*Directions*:
Could you filter the records below down to the lines that include the word "time"?

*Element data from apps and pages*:

Segment Open

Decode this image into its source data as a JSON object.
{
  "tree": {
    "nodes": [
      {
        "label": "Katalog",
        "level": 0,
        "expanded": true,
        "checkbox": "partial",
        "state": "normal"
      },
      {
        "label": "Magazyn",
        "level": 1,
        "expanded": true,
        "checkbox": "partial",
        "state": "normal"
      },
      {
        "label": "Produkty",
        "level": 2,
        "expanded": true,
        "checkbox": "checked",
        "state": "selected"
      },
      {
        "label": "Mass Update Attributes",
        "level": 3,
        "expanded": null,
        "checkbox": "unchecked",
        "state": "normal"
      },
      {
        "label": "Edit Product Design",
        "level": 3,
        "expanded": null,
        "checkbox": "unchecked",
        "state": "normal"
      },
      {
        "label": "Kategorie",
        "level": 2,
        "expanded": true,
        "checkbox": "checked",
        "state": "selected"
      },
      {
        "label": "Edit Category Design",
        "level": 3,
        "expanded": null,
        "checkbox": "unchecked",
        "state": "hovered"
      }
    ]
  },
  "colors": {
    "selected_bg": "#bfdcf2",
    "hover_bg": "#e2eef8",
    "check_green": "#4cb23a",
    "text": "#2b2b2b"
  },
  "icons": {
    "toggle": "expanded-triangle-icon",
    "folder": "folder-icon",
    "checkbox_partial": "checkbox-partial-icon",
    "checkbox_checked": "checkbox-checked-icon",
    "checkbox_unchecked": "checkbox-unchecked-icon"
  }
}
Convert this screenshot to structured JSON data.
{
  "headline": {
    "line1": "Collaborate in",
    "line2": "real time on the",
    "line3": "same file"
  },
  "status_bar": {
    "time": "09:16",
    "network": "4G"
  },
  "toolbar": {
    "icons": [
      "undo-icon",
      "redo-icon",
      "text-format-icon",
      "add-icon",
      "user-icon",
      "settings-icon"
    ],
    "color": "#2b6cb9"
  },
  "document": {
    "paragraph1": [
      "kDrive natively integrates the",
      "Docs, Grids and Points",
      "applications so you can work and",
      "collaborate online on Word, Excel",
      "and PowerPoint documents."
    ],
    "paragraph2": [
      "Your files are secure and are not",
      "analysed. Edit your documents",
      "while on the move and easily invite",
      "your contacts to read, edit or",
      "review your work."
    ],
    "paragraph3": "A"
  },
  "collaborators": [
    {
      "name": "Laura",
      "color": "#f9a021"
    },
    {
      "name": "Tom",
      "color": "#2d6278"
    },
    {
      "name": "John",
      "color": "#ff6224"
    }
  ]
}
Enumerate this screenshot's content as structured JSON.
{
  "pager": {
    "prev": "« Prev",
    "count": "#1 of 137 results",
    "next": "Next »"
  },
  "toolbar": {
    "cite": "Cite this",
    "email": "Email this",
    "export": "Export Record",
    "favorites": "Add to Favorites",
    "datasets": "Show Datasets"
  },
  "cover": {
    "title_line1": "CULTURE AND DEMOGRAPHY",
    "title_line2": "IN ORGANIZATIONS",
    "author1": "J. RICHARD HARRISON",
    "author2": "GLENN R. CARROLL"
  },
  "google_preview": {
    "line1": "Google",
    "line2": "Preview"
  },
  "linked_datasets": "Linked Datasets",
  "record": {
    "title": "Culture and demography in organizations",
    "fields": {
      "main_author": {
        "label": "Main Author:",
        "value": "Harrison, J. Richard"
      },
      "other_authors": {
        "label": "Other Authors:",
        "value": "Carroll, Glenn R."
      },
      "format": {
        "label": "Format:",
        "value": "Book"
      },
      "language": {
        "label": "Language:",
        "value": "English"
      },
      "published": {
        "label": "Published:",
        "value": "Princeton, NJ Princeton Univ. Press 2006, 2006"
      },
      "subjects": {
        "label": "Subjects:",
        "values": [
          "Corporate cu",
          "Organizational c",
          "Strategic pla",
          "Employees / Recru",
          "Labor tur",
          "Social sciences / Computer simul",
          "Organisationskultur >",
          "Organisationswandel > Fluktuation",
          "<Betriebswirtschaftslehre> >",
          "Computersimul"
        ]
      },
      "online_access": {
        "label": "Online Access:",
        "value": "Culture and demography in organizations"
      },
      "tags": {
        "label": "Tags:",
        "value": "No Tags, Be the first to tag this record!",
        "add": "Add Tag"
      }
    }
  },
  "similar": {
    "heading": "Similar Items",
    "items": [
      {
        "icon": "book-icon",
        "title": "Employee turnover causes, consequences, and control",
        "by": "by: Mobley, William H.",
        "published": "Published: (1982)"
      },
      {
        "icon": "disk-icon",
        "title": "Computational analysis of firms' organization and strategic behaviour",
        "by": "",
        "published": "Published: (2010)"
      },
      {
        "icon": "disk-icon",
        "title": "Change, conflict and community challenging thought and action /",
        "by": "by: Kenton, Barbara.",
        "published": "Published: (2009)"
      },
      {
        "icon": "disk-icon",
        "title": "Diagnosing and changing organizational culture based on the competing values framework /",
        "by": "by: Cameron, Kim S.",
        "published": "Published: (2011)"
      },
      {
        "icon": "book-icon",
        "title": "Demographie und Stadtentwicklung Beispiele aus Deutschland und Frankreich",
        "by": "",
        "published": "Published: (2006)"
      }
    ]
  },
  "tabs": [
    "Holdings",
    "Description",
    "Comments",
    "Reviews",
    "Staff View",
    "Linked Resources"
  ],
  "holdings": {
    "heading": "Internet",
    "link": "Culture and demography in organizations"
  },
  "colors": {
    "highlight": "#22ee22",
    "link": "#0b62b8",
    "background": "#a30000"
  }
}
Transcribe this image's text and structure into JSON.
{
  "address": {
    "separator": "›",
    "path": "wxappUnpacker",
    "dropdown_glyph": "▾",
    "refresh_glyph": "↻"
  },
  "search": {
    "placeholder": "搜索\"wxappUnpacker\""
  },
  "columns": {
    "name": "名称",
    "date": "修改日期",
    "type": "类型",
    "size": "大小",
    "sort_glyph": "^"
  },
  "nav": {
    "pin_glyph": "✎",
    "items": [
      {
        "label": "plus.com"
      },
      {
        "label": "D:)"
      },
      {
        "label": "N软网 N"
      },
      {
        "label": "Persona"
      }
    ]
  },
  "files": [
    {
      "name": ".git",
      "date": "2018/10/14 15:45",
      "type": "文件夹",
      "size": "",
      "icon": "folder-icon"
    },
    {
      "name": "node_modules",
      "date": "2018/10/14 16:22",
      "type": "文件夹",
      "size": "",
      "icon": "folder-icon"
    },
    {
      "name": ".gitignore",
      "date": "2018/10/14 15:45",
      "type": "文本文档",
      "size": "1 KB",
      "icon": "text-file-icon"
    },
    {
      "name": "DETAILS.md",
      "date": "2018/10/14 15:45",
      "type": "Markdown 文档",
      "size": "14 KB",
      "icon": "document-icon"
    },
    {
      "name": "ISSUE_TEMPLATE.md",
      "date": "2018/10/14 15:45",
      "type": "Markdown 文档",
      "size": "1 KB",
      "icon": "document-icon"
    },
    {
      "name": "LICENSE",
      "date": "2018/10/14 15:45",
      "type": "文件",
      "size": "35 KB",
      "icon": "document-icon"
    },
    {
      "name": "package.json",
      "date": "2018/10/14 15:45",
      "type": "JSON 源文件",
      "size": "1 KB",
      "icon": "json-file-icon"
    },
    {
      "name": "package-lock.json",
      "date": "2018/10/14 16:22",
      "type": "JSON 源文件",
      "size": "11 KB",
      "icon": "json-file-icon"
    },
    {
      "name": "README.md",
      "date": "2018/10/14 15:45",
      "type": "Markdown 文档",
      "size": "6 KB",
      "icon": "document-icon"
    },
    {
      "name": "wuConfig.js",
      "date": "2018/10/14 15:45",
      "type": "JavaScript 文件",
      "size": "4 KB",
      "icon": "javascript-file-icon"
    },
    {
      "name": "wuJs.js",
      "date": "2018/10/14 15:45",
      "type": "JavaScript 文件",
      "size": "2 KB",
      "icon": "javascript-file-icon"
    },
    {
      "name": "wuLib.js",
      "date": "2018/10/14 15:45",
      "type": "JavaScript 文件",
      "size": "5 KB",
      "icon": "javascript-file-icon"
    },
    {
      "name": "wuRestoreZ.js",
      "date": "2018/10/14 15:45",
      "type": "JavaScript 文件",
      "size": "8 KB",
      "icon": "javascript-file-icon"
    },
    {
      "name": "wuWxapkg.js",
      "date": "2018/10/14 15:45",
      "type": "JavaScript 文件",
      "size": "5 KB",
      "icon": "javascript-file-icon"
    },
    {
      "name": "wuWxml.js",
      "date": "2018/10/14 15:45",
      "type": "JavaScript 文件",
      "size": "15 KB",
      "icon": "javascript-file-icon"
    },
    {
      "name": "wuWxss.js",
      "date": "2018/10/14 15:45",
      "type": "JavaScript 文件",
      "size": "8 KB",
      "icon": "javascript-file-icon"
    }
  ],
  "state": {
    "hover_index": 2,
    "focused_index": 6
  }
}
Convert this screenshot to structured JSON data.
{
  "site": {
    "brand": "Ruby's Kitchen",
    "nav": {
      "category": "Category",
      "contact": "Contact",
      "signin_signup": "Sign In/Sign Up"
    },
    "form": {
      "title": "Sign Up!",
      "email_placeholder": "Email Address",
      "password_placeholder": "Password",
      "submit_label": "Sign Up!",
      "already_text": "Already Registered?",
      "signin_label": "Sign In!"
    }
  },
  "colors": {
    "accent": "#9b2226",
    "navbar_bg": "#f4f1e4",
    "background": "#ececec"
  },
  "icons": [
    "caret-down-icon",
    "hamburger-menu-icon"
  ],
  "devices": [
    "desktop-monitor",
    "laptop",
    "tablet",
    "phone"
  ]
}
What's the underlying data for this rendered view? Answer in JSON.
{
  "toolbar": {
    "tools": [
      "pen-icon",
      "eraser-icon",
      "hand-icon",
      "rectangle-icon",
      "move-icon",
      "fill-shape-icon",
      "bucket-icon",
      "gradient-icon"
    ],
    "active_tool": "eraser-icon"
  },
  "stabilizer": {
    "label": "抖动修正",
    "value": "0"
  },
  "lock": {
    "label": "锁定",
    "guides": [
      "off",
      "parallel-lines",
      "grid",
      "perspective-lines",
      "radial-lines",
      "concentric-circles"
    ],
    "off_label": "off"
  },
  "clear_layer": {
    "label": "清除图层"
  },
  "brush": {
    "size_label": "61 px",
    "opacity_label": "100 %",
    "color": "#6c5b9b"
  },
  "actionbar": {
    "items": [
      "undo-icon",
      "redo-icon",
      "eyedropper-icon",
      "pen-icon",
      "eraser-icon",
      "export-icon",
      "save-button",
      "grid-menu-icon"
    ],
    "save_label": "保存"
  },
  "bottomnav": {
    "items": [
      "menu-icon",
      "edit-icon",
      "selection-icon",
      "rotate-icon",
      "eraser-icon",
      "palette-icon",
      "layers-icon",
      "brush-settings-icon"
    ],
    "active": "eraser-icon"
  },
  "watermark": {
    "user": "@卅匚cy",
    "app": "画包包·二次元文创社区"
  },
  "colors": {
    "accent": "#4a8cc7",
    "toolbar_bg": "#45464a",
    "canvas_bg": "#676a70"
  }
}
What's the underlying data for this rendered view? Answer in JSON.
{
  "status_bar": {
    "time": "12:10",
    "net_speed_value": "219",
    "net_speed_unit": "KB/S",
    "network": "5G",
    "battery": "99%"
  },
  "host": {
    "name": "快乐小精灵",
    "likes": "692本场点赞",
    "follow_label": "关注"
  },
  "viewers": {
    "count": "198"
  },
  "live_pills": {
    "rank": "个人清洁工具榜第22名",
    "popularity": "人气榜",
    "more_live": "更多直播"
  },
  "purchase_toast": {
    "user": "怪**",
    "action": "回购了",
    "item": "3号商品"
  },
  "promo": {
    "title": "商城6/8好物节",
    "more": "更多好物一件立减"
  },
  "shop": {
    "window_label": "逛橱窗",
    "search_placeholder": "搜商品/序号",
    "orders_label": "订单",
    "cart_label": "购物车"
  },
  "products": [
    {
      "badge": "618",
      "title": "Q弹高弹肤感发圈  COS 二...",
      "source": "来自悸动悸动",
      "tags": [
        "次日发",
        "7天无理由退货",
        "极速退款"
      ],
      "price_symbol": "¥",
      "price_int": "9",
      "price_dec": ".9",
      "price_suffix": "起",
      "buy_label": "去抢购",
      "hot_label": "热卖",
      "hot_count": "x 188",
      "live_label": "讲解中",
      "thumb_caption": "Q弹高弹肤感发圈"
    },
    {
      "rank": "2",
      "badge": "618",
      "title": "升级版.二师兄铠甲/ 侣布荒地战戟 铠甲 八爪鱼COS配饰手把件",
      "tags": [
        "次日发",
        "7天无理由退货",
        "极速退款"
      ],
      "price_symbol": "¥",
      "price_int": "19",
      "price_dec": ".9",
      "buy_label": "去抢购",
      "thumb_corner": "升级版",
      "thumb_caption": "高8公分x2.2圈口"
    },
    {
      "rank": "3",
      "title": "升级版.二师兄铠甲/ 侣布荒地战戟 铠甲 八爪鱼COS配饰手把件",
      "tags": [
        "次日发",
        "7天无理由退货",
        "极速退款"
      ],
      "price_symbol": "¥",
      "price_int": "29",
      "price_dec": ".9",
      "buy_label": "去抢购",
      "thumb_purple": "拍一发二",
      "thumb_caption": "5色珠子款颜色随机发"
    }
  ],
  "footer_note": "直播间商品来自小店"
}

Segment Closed

*Task response*:
    "line2": "real time on the",
    "time": "09:16",
    "time": "12:10",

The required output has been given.